Look through the data below. Show each line where the string "Options" occurs.

▸ Supplied material:

■ ■ ■

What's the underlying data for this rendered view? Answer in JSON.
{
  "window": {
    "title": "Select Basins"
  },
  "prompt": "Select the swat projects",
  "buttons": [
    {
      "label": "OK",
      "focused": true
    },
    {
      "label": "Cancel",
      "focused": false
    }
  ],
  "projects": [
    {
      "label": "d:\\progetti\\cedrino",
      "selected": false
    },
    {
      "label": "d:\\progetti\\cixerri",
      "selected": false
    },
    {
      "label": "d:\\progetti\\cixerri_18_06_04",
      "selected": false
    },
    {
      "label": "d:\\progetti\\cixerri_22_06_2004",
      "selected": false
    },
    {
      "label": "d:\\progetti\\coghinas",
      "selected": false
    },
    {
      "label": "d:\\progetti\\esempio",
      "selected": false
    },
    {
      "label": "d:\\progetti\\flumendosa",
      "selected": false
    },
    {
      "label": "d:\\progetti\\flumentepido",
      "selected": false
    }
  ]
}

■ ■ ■

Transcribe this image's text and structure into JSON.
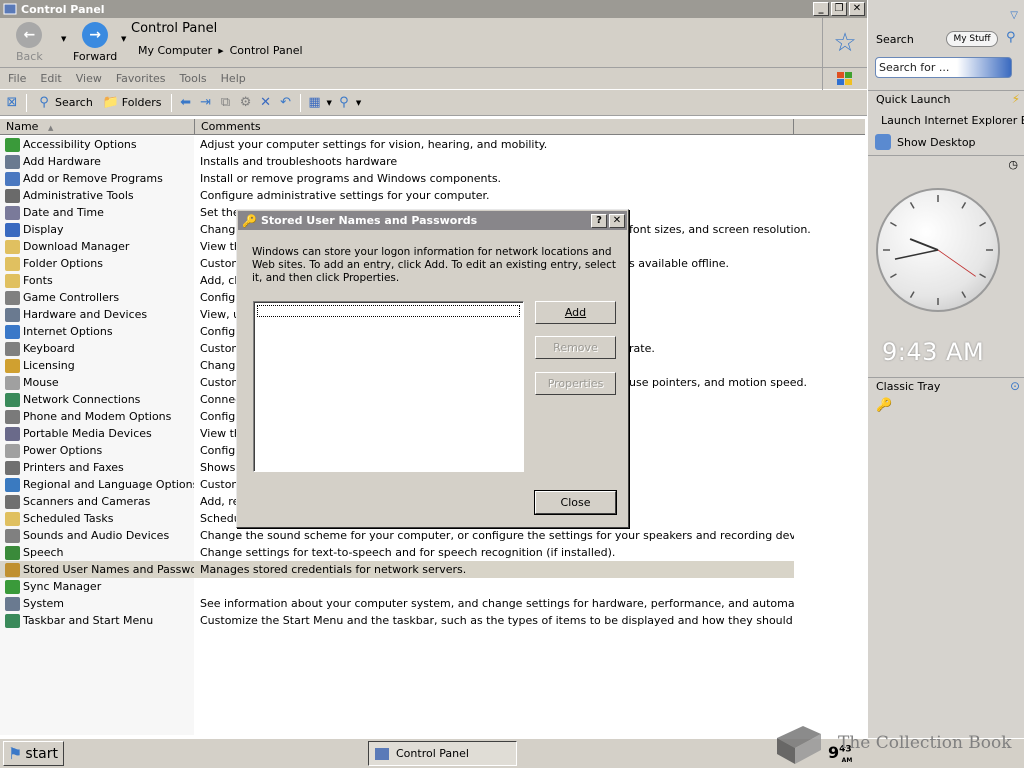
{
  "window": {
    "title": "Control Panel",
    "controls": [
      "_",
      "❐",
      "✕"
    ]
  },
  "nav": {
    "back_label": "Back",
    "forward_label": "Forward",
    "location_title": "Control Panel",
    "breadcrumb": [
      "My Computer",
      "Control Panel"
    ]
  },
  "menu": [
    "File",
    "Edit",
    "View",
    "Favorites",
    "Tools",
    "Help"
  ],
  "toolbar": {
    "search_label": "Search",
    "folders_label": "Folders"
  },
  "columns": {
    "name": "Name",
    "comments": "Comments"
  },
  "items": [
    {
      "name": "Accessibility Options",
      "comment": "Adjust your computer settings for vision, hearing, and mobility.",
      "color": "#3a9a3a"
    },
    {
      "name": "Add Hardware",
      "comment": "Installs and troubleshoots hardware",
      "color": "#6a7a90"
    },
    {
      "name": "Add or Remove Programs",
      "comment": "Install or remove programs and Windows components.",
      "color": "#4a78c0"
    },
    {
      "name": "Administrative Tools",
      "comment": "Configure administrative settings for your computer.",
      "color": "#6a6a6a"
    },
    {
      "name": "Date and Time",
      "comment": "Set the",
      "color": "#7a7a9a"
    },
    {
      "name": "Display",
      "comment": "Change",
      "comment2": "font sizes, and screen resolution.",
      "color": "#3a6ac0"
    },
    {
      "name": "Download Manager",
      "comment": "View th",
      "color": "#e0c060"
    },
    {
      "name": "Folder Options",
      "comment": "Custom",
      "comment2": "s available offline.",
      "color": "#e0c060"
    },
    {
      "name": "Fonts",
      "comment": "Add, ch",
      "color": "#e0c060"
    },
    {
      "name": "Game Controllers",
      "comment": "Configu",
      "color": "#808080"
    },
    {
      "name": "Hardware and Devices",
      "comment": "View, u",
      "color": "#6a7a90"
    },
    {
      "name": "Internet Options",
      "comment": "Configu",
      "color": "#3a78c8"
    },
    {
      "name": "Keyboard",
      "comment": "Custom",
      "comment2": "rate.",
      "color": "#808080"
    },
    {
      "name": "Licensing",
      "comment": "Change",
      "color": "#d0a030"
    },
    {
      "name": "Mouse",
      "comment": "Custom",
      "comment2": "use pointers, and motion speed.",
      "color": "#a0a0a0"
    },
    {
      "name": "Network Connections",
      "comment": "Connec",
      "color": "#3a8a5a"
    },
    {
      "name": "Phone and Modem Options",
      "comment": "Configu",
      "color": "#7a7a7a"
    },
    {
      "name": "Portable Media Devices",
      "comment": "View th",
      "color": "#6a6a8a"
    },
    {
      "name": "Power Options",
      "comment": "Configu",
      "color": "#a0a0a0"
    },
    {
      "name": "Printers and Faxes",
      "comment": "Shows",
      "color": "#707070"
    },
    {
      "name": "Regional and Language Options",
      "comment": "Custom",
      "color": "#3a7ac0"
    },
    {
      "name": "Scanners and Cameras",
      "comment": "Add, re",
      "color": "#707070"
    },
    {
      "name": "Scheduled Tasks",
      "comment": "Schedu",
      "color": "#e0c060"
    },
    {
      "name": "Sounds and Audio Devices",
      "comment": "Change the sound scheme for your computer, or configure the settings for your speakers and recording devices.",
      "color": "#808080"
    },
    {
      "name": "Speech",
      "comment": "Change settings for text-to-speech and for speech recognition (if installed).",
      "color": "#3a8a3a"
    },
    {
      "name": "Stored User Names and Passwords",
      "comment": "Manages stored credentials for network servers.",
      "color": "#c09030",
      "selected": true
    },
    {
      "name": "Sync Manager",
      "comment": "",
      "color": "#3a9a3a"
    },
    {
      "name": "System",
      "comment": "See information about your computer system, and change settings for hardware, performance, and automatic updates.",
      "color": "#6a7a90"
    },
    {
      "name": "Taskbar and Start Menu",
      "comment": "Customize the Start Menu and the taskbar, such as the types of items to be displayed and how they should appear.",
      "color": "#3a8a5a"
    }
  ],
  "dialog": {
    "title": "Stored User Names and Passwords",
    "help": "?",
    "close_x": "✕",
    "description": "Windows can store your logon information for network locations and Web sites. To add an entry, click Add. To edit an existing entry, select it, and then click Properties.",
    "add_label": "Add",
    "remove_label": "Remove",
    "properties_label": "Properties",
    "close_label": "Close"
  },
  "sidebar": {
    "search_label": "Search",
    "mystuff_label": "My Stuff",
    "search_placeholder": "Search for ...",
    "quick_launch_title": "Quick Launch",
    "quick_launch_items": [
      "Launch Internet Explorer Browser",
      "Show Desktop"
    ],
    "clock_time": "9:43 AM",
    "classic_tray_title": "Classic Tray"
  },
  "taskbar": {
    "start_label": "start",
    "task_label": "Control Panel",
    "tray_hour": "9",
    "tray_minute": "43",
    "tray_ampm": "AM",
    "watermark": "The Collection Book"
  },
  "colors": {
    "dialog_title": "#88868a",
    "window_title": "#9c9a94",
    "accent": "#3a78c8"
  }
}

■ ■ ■

▸ Answer to the exercise:
      "name": "Accessibility Options",
      "name": "Folder Options",
      "name": "Internet Options",
      "name": "Phone and Modem Options",
      "name": "Power Options",
      "name": "Regional and Language Options",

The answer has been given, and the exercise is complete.